Probiotic L. reuteri May Increase Insulin Secretion

August 25, 2015
Michael Crane

Results of a new study could have implications for people suffering from glucose intolerance or type 2 diabetes.

New research out of Germany suggests probiotic Lactobacillus reuteri may modulate insulin metabolism in the gut. The finding, published in Diabetes Care, has potential implications for people suffering from glucose intolerance or type 2 diabetes, say researchers.

Nutraceutix (Redmond, WA) provided the L. reuteri strain used in the study (ATCC strain SD-5865), which came in tablets made with Nutraceuticx’s patented BIO-tract delivery technology. The BIO-tract technology is meant to protect the probiotics from damaging stomach acid on their way to the intestinal tract, according to a press release.

Researchers found that glucose tolerant people who consumed 1010 L. reuteri twice daily showed an increase in insulin secretion, possibly due to an augmented release of incretins-metabolic hormones such as glucagon-like peptides (GLP)-1 and -2.

 

Study Design

The randomized, double-blind, placebo-controlled study followed 21 glucose tolerant people aged 40-65 for a period of 4 weeks. Eleven of the participants were of lean build while 10 were obese, but all participants ingested either 1010 L. reuteri or a placebo twice daily. Anthropometric measurements, oral glucose tolerance tests, clamp studies, liver and muscle fat measurements, and collection of fecal samples were conducted at the beginning and end of the 4-week experimental period.
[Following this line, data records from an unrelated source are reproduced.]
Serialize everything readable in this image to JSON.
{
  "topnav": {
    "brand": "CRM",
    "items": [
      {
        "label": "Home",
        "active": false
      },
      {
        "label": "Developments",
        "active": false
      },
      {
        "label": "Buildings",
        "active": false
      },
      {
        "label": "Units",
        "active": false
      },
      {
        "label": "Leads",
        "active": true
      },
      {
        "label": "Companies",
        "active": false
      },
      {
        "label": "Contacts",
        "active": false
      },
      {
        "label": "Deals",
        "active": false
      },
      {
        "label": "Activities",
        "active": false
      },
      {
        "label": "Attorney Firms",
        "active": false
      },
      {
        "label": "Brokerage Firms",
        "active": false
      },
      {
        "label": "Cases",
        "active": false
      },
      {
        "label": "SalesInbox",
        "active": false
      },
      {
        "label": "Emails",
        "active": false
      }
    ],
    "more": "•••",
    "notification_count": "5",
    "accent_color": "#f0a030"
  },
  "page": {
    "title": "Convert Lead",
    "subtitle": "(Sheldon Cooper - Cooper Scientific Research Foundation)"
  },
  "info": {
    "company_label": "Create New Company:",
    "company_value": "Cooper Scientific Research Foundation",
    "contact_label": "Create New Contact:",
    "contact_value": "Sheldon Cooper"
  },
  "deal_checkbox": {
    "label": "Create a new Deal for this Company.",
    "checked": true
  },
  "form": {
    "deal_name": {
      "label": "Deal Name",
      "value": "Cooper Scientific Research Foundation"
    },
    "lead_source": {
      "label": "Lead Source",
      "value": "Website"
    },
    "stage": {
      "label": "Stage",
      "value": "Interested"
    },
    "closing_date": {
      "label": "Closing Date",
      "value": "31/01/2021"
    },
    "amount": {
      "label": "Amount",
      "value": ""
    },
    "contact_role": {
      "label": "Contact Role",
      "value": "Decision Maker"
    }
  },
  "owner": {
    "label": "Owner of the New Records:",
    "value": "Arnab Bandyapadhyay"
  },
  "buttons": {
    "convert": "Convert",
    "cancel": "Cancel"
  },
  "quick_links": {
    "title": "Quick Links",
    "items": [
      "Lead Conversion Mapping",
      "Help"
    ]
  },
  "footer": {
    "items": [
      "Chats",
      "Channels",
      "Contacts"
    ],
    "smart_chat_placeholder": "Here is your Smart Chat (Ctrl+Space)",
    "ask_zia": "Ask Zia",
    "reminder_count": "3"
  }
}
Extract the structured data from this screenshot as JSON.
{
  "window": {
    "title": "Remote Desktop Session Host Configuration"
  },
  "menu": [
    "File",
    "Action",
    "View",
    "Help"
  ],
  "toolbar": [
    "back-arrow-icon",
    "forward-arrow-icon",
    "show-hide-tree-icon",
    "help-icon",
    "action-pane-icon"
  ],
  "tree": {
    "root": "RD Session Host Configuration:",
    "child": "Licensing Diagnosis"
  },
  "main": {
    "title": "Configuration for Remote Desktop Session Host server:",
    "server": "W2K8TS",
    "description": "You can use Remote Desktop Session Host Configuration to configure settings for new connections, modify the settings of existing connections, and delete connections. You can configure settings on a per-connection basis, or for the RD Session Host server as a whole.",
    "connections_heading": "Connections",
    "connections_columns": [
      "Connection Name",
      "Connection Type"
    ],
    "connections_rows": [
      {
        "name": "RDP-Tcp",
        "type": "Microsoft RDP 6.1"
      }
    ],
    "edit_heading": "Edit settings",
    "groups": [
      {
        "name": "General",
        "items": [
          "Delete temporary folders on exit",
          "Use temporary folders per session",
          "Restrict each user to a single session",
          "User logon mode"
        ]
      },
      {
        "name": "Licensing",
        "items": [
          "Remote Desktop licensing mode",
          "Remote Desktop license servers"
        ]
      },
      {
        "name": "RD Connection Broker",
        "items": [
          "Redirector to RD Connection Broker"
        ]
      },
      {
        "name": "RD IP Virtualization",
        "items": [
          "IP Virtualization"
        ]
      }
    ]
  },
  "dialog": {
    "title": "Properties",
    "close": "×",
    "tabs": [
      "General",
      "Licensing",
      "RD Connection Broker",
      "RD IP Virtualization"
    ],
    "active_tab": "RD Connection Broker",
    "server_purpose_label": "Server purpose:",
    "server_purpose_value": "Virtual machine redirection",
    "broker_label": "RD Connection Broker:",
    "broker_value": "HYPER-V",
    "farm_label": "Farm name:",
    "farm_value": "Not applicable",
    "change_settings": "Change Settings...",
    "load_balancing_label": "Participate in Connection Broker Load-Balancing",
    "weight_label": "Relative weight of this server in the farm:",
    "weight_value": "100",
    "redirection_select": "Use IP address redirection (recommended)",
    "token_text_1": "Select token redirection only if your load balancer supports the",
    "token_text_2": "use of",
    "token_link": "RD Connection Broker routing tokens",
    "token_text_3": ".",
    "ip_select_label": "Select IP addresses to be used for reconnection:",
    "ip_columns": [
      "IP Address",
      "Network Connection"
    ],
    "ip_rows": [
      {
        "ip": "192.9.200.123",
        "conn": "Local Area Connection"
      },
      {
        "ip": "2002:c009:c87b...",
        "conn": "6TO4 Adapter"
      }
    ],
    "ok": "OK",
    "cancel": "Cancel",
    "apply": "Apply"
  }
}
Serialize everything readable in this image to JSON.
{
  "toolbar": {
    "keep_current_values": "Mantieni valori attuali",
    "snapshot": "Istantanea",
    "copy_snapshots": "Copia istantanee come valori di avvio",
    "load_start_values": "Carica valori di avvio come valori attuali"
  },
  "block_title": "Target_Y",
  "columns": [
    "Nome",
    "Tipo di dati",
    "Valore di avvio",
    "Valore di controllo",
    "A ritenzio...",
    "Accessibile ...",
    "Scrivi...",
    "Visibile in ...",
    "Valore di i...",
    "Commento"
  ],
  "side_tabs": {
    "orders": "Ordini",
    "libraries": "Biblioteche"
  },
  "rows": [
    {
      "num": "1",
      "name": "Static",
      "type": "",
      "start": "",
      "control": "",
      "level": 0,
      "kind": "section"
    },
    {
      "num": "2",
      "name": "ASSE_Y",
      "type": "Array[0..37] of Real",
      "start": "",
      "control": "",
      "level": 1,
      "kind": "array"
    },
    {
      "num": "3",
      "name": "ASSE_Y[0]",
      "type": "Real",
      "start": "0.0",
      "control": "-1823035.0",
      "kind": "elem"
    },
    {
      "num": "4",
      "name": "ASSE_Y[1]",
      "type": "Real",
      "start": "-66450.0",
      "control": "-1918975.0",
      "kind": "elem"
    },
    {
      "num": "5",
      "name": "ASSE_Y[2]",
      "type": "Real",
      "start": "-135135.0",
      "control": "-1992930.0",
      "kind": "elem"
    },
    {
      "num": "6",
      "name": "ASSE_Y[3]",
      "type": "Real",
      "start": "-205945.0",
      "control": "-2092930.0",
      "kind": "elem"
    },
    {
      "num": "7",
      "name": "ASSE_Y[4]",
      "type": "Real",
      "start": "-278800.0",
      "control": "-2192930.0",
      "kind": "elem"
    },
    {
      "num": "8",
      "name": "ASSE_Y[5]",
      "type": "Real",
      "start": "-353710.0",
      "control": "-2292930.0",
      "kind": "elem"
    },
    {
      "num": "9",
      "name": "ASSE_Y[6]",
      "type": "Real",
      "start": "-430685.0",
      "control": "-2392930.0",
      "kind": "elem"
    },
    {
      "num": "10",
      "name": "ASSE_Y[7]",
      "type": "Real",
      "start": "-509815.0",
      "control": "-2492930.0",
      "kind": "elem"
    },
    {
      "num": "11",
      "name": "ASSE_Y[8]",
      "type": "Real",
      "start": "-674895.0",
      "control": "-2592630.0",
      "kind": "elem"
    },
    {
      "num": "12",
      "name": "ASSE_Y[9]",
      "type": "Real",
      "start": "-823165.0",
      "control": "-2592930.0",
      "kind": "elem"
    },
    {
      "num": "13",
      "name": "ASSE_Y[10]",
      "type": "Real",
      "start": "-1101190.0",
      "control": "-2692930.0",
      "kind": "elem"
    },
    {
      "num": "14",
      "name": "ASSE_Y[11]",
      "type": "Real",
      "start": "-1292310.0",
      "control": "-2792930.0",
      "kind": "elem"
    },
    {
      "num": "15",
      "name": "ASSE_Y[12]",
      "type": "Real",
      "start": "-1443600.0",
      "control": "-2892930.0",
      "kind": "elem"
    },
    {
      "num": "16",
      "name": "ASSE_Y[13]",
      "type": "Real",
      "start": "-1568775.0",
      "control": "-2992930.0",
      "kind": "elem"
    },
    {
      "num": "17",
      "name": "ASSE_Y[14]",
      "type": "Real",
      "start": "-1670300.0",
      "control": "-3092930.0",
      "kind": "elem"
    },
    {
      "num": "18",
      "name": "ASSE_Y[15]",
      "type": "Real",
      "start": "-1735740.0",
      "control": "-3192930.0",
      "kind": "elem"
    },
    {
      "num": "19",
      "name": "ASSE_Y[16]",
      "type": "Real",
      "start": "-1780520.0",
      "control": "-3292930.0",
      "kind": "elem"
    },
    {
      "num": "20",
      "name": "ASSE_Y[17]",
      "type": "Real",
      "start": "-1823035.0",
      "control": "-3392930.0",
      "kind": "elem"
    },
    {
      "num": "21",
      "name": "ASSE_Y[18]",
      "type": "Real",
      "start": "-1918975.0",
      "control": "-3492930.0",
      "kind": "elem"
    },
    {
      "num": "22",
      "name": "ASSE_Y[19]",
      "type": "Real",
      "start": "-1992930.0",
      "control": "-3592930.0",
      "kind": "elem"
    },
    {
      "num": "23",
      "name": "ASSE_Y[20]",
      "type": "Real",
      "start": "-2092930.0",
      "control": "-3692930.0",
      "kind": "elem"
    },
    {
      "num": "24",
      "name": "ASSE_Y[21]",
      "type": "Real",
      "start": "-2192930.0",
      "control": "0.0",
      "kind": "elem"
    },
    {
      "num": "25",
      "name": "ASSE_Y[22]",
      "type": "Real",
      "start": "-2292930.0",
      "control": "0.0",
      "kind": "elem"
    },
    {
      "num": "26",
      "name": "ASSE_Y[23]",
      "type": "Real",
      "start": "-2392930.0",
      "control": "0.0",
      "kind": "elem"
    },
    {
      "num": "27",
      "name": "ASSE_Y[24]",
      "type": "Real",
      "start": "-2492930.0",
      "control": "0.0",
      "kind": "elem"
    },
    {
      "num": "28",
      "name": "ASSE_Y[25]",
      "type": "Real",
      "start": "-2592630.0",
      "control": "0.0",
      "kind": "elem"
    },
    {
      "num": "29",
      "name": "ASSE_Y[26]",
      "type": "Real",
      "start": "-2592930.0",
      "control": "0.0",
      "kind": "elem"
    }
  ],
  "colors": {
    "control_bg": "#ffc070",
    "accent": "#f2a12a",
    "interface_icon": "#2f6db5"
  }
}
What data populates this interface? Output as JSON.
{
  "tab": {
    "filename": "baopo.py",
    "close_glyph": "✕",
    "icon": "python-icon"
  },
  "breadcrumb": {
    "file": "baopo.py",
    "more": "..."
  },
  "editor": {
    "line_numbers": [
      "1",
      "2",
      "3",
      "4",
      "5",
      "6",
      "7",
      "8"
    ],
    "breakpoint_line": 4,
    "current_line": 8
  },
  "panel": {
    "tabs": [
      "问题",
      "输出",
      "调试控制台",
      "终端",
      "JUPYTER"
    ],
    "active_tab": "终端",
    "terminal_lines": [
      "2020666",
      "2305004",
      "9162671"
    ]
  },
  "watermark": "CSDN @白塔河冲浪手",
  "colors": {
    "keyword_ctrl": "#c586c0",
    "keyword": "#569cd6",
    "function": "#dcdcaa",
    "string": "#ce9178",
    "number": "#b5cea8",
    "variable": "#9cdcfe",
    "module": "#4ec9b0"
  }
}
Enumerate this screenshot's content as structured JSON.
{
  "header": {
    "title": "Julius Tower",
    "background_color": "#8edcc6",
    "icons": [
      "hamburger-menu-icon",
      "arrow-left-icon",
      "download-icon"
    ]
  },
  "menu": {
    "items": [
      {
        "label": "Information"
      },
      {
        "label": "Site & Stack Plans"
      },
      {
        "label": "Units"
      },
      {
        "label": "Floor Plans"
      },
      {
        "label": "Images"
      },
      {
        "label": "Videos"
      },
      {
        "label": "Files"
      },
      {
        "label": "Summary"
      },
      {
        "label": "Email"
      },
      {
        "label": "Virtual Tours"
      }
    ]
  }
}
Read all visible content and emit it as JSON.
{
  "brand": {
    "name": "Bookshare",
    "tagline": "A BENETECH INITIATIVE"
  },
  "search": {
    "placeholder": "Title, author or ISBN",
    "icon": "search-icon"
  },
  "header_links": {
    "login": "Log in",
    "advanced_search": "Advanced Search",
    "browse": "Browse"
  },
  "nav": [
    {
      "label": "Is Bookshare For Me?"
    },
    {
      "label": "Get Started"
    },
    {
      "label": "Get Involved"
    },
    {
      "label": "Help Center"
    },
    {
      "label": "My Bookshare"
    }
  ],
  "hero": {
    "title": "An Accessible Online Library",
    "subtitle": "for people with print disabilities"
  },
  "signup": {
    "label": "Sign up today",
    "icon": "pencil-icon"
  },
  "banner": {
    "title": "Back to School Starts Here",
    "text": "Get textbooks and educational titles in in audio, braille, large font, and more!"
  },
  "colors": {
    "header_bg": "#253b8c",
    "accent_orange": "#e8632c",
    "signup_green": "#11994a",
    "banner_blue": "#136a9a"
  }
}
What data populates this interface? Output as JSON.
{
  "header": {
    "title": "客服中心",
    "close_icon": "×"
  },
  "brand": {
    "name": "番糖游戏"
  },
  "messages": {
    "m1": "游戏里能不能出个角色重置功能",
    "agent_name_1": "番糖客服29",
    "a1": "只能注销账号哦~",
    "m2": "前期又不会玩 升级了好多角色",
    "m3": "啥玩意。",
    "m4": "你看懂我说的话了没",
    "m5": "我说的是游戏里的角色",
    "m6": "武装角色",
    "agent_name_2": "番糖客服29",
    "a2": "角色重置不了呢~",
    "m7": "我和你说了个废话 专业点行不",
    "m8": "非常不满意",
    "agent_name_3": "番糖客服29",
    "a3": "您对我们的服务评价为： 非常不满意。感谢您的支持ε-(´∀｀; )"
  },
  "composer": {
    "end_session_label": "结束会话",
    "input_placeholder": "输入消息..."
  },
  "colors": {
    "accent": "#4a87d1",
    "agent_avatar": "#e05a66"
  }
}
Researchers found that the probiotic group experienced an increased glucose-stimulated GLP-1 and GLP-2 release by 76% and 43%, respectively, compared to the placebo group. The experimental group also showed an average 49% higher insulin and 55% higher C-peptide secretion than the placebo group.

Researchers had also hypothesized that L. reuteri might increase insulin sensitivity by changing cytokine release, but the study results showed no change to peripheral and hepatic insulin sensitivity, circulating cytokines, body mass, or ectopic fat content.

The finding that L. reuteri may increase insulin secretion after oral ingestion suggests this probiotic strain may serve as “a novel therapeutic approach to improve glucose-dependent insulin release,” say the researchers.

 

Read more:

Probiotics: 2015 Ingredients to Watch for Food, Beverage, Supplements

Global Probiotic Trend Update

8 New Functional Food Innovations

 

Michael Crane
Associate Editor
Nutritional Outlook Magazine
michael.crane@ubm.com
 

References:

Simon MC et al., “Intake of Lactobacillus reuteri improves incretin and insulin secretion in glucose tolerant humans: a proof of concept.” Diabetes Care. Published online June 17, 2015.

Related Content:

Blood Sugar | Science